Bound to Marcus’s will, Helene faces a torturous mission of her own—one that might destroy her: find the traitor Elias Veturius and the Scholar slave who helped him escape…and kill them both.
Even with the trigger warnings, I still wasn’t prepared for this journey. I purposely avoided reading reviews, because I think going into this particular story, less is more. The less you know, the better the enjoyment and reading experience you’ll get from the book.
I’m going to be completely honest, I initially had no intention of reading this one. I didn’t think it’d be my kinda read, but I kept seeing it pop up on my Instagram feed and it was selected in my buddy read group. So of course, I had the FOMO and decided, hey why not?! How bad can it be? While it wasn’t perfect, I’m glad I decided to pick it up, cause I enjoyed it more than I thought I would.
I will say however, I wouldn’t have pegged this as a thriller or even really suspense.
This was a very raw, emotional and dark portrayal of motherhood. We have 3 separate timelines and POV’s (Blythe, Cecilia & Etta). There were a couple of times I was a bit confused as to who’s story we were reading and what timeline were in, because it bounces back and forth between the present and Blythe’s childhood memories. I caught on quickly though and enjoyed it regardless. There were definitely times I found it hard to read since it dealt with child abuse, mental illness and loss of a child. It was a lot to digest and process.
I had so many things running through my head when it came to Blythe’s story, but I found myself rooting for her and believing her. Her experience as a new mom, really hit home for me. My first born was colic, cried 6 hours a day, hardly slept and wanted to be held ALL the time! It was incredibly exhausting and not what I envisioned motherhood to be back then. Having gone through PPD myself, I understood Blythe in those moments. However, I never neglected my child or went through a lot of the other things she was going through, so I couldn’t relate to it. But I definitely felt her emotions!

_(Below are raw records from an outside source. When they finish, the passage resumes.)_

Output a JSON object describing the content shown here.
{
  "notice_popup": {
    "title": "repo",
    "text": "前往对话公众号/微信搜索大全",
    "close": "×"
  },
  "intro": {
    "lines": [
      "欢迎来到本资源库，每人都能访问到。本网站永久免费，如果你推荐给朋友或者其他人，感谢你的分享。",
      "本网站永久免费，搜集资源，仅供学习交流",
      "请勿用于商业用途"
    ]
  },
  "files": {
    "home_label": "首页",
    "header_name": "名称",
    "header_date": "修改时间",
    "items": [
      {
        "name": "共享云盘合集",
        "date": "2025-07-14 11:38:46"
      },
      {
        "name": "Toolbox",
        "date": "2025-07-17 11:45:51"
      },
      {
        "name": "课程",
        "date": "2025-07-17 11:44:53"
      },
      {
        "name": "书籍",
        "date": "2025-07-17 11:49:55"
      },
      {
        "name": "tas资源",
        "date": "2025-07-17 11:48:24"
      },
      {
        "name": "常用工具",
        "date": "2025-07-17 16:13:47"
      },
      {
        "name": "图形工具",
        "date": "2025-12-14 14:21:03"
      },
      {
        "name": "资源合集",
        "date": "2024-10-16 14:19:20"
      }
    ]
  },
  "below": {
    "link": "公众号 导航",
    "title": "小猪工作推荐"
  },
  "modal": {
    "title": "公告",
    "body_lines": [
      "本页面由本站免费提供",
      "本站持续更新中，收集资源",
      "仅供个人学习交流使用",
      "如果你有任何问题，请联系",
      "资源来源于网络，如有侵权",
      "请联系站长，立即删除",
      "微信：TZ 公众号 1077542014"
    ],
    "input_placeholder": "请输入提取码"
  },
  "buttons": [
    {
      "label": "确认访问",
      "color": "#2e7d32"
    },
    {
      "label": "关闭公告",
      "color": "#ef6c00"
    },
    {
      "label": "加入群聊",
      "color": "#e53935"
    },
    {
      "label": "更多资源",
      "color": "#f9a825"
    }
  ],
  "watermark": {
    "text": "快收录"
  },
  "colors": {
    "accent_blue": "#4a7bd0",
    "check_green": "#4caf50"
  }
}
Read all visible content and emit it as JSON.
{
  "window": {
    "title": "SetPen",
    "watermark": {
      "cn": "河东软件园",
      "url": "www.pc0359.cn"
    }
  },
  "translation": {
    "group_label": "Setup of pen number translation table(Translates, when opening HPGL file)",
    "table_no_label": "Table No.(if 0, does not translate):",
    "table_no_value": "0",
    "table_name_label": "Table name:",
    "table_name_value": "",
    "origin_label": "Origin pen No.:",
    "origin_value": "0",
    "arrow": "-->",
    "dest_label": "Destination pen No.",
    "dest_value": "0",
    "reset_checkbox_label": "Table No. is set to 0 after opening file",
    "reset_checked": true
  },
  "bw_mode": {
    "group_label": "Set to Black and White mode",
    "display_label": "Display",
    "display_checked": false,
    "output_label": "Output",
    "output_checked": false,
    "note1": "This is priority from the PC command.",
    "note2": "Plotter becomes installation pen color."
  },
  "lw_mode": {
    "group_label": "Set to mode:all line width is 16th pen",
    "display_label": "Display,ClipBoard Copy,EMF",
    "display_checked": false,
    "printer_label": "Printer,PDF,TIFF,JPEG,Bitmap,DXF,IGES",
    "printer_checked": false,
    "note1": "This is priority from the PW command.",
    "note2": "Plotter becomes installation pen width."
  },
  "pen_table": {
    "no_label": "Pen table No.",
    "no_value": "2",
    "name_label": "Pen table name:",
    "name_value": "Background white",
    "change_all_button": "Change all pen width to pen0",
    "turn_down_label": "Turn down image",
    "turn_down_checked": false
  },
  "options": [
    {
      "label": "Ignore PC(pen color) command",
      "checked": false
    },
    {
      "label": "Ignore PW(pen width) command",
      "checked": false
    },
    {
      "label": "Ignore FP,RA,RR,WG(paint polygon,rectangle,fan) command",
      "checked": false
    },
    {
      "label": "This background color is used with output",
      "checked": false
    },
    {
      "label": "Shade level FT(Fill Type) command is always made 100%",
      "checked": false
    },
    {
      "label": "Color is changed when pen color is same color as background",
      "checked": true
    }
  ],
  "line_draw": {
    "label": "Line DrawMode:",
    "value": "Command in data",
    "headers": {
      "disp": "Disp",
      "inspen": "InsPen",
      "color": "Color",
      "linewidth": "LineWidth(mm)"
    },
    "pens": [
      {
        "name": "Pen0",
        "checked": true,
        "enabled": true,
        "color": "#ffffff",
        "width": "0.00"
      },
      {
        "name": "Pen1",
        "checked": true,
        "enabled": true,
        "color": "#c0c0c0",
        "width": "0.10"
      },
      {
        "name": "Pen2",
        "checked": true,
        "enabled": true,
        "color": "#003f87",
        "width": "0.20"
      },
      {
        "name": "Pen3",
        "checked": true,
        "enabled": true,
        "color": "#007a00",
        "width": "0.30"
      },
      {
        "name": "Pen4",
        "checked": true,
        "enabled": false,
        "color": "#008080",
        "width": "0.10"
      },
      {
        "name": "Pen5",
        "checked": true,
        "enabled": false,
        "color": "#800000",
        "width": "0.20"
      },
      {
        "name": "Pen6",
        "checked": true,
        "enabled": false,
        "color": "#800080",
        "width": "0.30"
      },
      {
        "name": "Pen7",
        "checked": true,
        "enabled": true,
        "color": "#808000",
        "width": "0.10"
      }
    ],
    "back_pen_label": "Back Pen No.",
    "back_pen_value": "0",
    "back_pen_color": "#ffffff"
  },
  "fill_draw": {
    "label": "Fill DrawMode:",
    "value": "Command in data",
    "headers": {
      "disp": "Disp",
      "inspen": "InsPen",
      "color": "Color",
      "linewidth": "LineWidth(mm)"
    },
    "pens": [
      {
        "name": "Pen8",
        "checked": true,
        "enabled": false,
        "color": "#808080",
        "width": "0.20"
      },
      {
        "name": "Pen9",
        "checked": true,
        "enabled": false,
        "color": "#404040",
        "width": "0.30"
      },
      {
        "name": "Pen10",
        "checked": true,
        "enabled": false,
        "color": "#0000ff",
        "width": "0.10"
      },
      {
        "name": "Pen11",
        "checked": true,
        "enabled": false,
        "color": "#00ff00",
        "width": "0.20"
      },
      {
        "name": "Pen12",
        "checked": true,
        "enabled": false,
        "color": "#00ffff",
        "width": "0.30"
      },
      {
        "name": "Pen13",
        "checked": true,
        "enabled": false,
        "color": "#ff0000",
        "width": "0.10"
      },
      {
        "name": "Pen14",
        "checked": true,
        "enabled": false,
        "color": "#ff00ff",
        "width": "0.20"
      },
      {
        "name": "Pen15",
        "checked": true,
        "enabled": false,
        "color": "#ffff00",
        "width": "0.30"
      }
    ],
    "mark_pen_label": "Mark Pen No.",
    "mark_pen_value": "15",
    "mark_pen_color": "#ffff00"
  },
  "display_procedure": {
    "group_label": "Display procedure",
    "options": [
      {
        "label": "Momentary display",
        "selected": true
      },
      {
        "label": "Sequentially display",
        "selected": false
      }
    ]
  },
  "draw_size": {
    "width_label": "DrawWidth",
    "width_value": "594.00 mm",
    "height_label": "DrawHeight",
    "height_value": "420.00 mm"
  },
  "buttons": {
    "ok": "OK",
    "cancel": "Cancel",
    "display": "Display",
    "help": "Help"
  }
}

FOX- He was such a dick! It was heartbreaking to watch Fox be as dismissive as he was, and to do what he did!
MRS. ELLINGTON -I loved her and loved that she took on the motherly role that Blythe so badly needed. I wish we got to see more of what happened in her relationship with Blythe in the 2nd half of the book.
CECILIA & ETTA – I couldn’t stand these two women. They were just awful!
I was a little disappointed with Gemma & Blythe’s relationship. I was hoping for some drama in that department. I was surprised and irritated that Blythe never confronted her about the affair. Then what was the point of going through all that trouble?!!
Don’t worry, I’m not gonna spoil it. But you’ll either feel satisfied, or you won’t. In this case, it worked well enough for me.
I did think the 2nd half of the book stretched a little longer in some areas than it really needed to, making the ending seem a tad rushed. There were some missed opportunities that I would have preferred and love to have seen instead.
Overall, it was still a good read and one I’d say, is worth picking up.
Blythe Connor is determined that she will be the warm, comforting mother to her new baby Violet that she herself never had.
But in the thick of motherhood’s exhausting early days, Blythe becomes convinced that something is wrong with her daughter—she doesn’t behave like most children do.
Or is it all in Blythe’s head? Her husband, Fox, says she’s imagining things. The more Fox dismisses her fears, the more Blythe begins to question her own sanity, and the more we begin to question what Blythe is telling us about her life as well.
Then their son Sam is born—and with him, Blythe has the blissful connection she’d always imagined with her child. Even Violet seems to love her little brother. But when life as they know it is changed in an instant, the devastating fall-out forces Blythe to face the truth.